### [What to work on]
Without including any picture, repeat the records below exactly.

### [Listed entries]
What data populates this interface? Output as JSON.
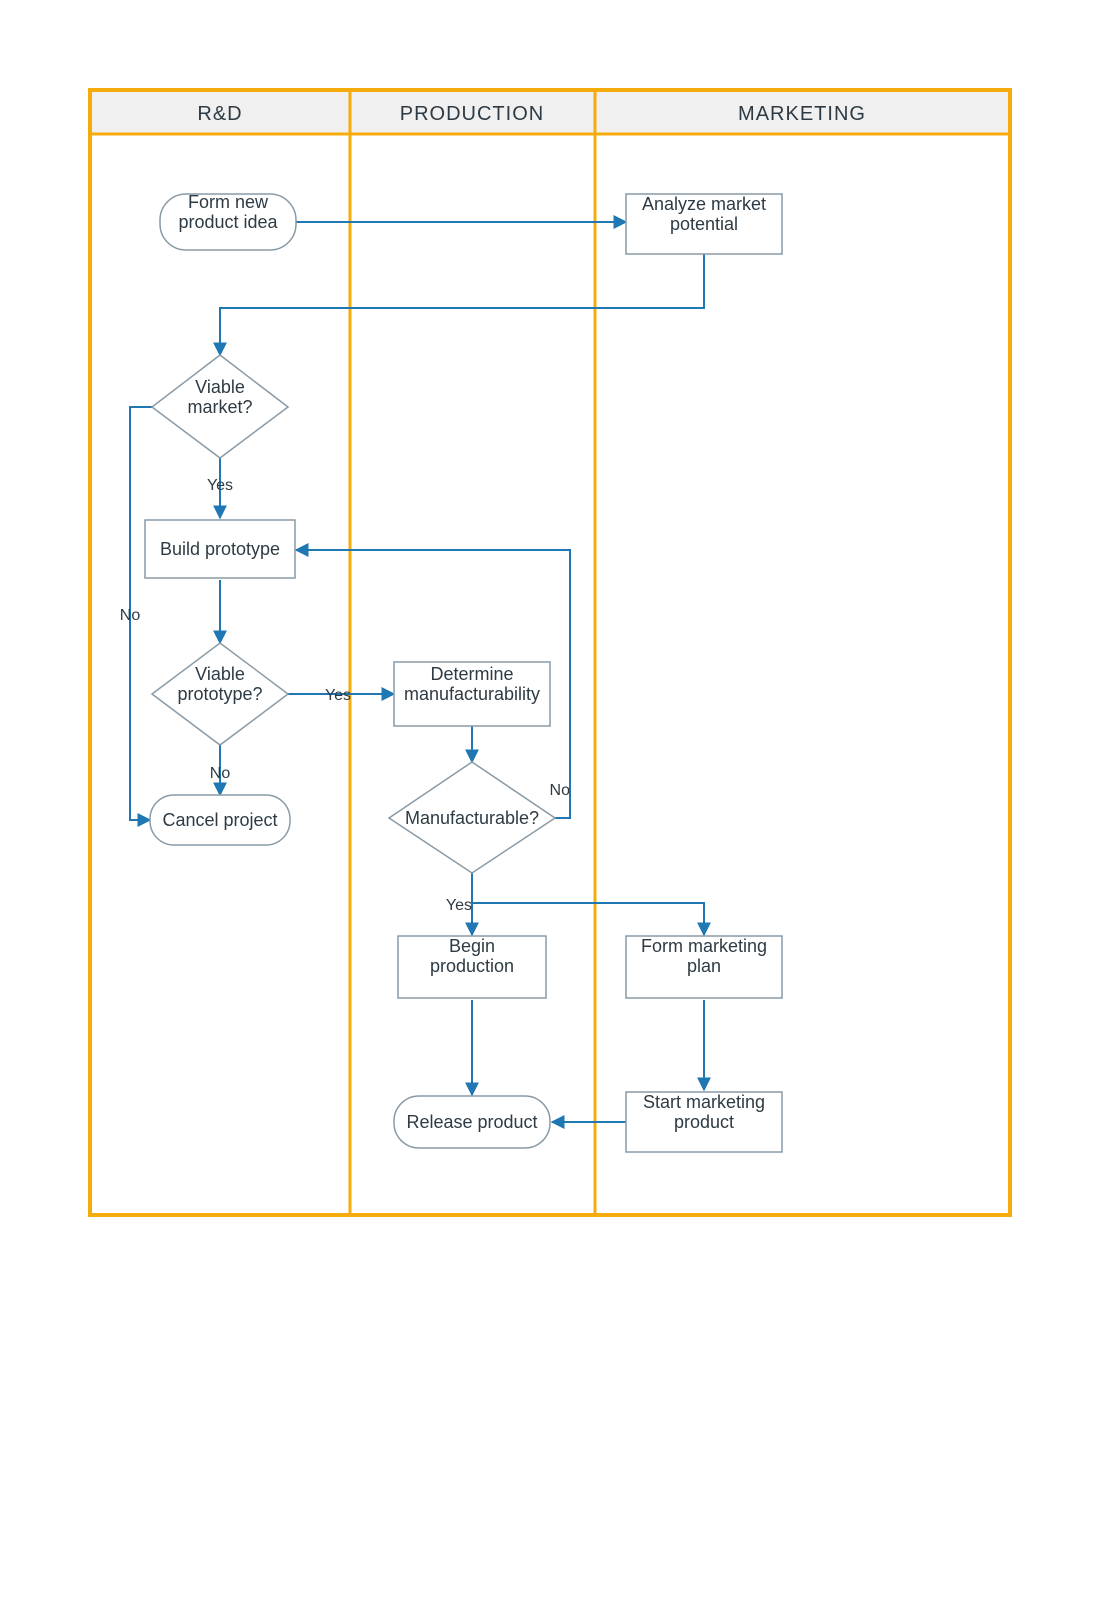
{
  "colors": {
    "swimlane_border": "#f5ab0c",
    "header_fill": "#f0f0f0",
    "node_stroke": "#8a9aa5",
    "connector": "#1f78b4",
    "text": "#2e3b44"
  },
  "lanes": {
    "rd": "R&D",
    "production": "PRODUCTION",
    "marketing": "MARKETING"
  },
  "nodes": {
    "form_idea": "Form new\nproduct idea",
    "analyze_market": "Analyze market\npotential",
    "viable_market": "Viable\nmarket?",
    "build_prototype": "Build prototype",
    "viable_prototype": "Viable\nprototype?",
    "cancel_project": "Cancel project",
    "determine_mfg": "Determine\nmanufacturability",
    "manufacturable": "Manufacturable?",
    "begin_production": "Begin\nproduction",
    "release_product": "Release product",
    "form_marketing": "Form marketing\nplan",
    "start_marketing": "Start marketing\nproduct"
  },
  "edge_labels": {
    "yes": "Yes",
    "no": "No"
  }
}
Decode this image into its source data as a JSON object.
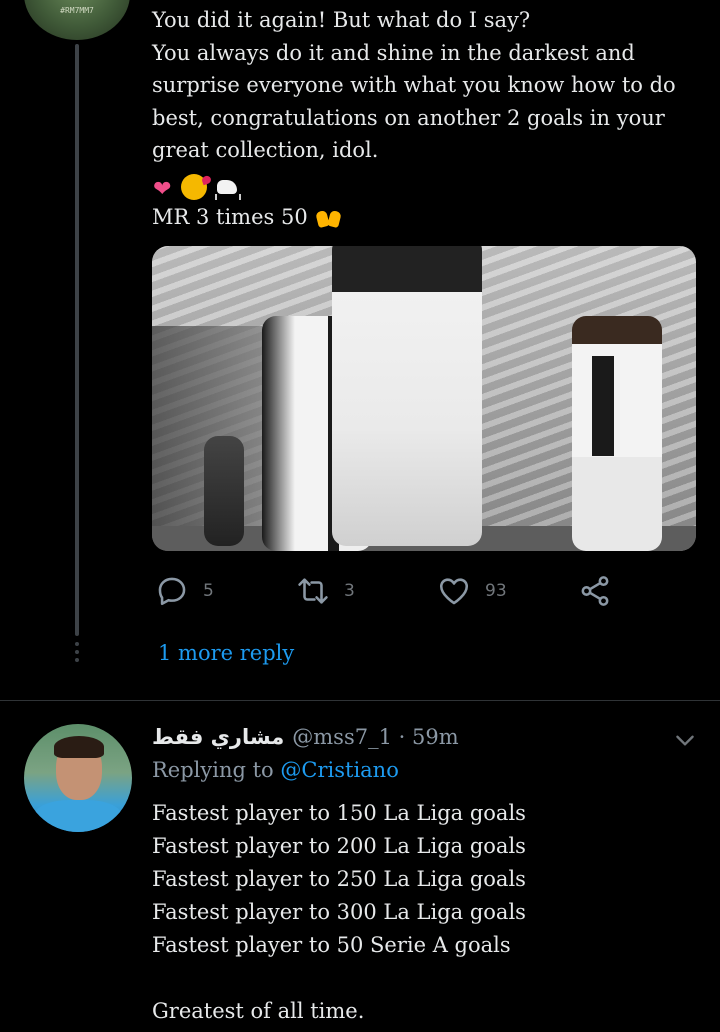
{
  "first_tweet": {
    "avatar_tag": "#RM7MM7",
    "text": "You did it again! But what do I say?\nYou always do it and shine in the darkest and surprise everyone with what you know how to do best, congratulations on another 2 goals in your great collection, idol.",
    "emojis": [
      "heart-emoji",
      "kissing-face-emoji",
      "goat-emoji"
    ],
    "mr_line": "MR 3 times 50",
    "mr_emoji": "raising-hands-emoji",
    "photo_description_icon": "photo",
    "actions": {
      "reply_count": "5",
      "retweet_count": "3",
      "like_count": "93"
    },
    "more_reply_label": "1 more reply"
  },
  "second_tweet": {
    "display_name": "مشاري فقط",
    "handle": "@mss7_1",
    "separator": "·",
    "time": "59m",
    "replying_prefix": "Replying to",
    "replying_to": "@Cristiano",
    "text": "Fastest player to 150 La Liga goals\nFastest player to 200 La Liga goals\nFastest player to 250 La Liga goals\nFastest player to 300 La Liga goals\nFastest player to 50 Serie A goals\n\nGreatest of all time."
  },
  "colors": {
    "background": "#000000",
    "text": "#e7e9ea",
    "muted": "#71767b",
    "accent": "#1d9bf0",
    "thread_line": "#3d4247"
  }
}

### [Reply]
What data populates this interface? Output as JSON.
{
  "colors": {
    "swimlane_border": "#f5ab0c",
    "header_fill": "#f0f0f0",
    "node_stroke": "#8a9aa5",
    "connector": "#1f78b4",
    "text": "#2e3b44"
  },
  "lanes": {
    "rd": "R&D",
    "production": "PRODUCTION",
    "marketing": "MARKETING"
  },
  "nodes": {
    "form_idea": "Form new\nproduct idea",
    "analyze_market": "Analyze market\npotential",
    "viable_market": "Viable\nmarket?",
    "build_prototype": "Build prototype",
    "viable_prototype": "Viable\nprototype?",
    "cancel_project": "Cancel project",
    "determine_mfg": "Determine\nmanufacturability",
    "manufacturable": "Manufacturable?",
    "begin_production": "Begin\nproduction",
    "release_product": "Release product",
    "form_marketing": "Form marketing\nplan",
    "start_marketing": "Start marketing\nproduct"
  },
  "edge_labels": {
    "yes": "Yes",
    "no": "No"
  }
}
Decode this image into its source data as a JSON object.
{
  "first_tweet": {
    "avatar_tag": "#RM7MM7",
    "text": "You did it again! But what do I say?\nYou always do it and shine in the darkest and surprise everyone with what you know how to do best, congratulations on another 2 goals in your great collection, idol.",
    "emojis": [
      "heart-emoji",
      "kissing-face-emoji",
      "goat-emoji"
    ],
    "mr_line": "MR 3 times 50",
    "mr_emoji": "raising-hands-emoji",
    "photo_description_icon": "photo",
    "actions": {
      "reply_count": "5",
      "retweet_count": "3",
      "like_count": "93"
    },
    "more_reply_label": "1 more reply"
  },
  "second_tweet": {
    "display_name": "مشاري فقط",
    "handle": "@mss7_1",
    "separator": "·",
    "time": "59m",
    "replying_prefix": "Replying to",
    "replying_to": "@Cristiano",
    "text": "Fastest player to 150 La Liga goals\nFastest player to 200 La Liga goals\nFastest player to 250 La Liga goals\nFastest player to 300 La Liga goals\nFastest player to 50 Serie A goals\n\nGreatest of all time."
  },
  "colors": {
    "background": "#000000",
    "text": "#e7e9ea",
    "muted": "#71767b",
    "accent": "#1d9bf0",
    "thread_line": "#3d4247"
  }
}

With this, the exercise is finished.